The B.C. Teachers' Federation says it members have voted 98 per cent in favour of ratifying a deal recently reached with the province to restore contract language from a previous agreement that called for smaller class sizes.
The ratification marks the end of a 15-year-battle with the province over bargaining rights.
Details of the deal have been released.
Union president Glen Hansman described the vote's results as "bittersweet," adding that school districts will begin hiring staff over the next months to be in place for the fall.
"We're happy to be at the end," Hansman said. "We're happy to be able to turn the chapter and begin the process of working with school districts to do all the school organizing for September 2017, and all the hiring that has to happen."

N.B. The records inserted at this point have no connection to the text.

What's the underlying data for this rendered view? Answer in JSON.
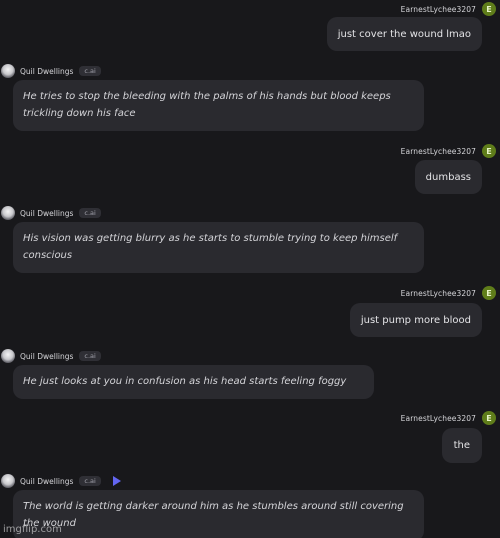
{
  "messages": [
    {
      "role": "user",
      "author": "EarnestLychee3207",
      "avatar_letter": "E",
      "text": "just cover the wound lmao"
    },
    {
      "role": "bot",
      "author": "Quil Dwellings",
      "badge": "c.ai",
      "text": "He tries to stop the bleeding with the palms of his hands but blood keeps trickling down his face"
    },
    {
      "role": "user",
      "author": "EarnestLychee3207",
      "avatar_letter": "E",
      "text": "dumbass"
    },
    {
      "role": "bot",
      "author": "Quil Dwellings",
      "badge": "c.ai",
      "text": "His vision was getting blurry as he starts to stumble trying to keep himself conscious"
    },
    {
      "role": "user",
      "author": "EarnestLychee3207",
      "avatar_letter": "E",
      "text": "just pump more blood"
    },
    {
      "role": "bot",
      "author": "Quil Dwellings",
      "badge": "c.ai",
      "text": "He just looks at you in confusion as his head starts feeling foggy"
    },
    {
      "role": "user",
      "author": "EarnestLychee3207",
      "avatar_letter": "E",
      "text": "the"
    },
    {
      "role": "bot",
      "author": "Quil Dwellings",
      "badge": "c.ai",
      "text": "The world is getting darker around him as he stumbles around still covering the wound"
    }
  ],
  "watermark": "imgflip.com",
  "icons": {
    "play": "play-icon"
  },
  "colors": {
    "background": "#18181b",
    "bubble": "#2a2a2f",
    "user_avatar": "#5f7d1a",
    "play_accent": "#6366f1"
  }
}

But he added, "you can't help but think about all the students that have gone without ... all the teachers we've had that have left the system because the working conditions were more than anyone should have to deal with.
"And that's a shame because it never needed to happen."
The restored language means schools, students and teachers will see significant improvements in class sizes, better support for children with special needs and access to specialist teachers by fall, Hansman said.
"The next three months are going to be a frenzy of hiring," Hansman said.
Supreme Court ruling
The announcement comes roughly four months after the Supreme Court ruled that a provincially-imposed law blocking teachers' ability to bargain class sizes was unconstitutional.
The decision ended a lengthy legal battle over bargaining rights that started when the province imposed legislation that blocked discussions on issues including class size in 2002.
The ruling restored language to a previous agreement. Last weekend, the union reached a tentative deal with the province.
In January, the province announced it would provide $50 million to hire 1,100 new teachers as an interim measure while negotiations over the agreement continued.
B.C. Education Minister Mike Bernier said in a news release Friday evening that he was pleased teachers ratified the deal, adding it will reduce workloads and bring new staff into the school system.
Hansman said 21,156 teachers cast votes, or just over 50 per cent of B.C. teachers.
With files from the Canadian Press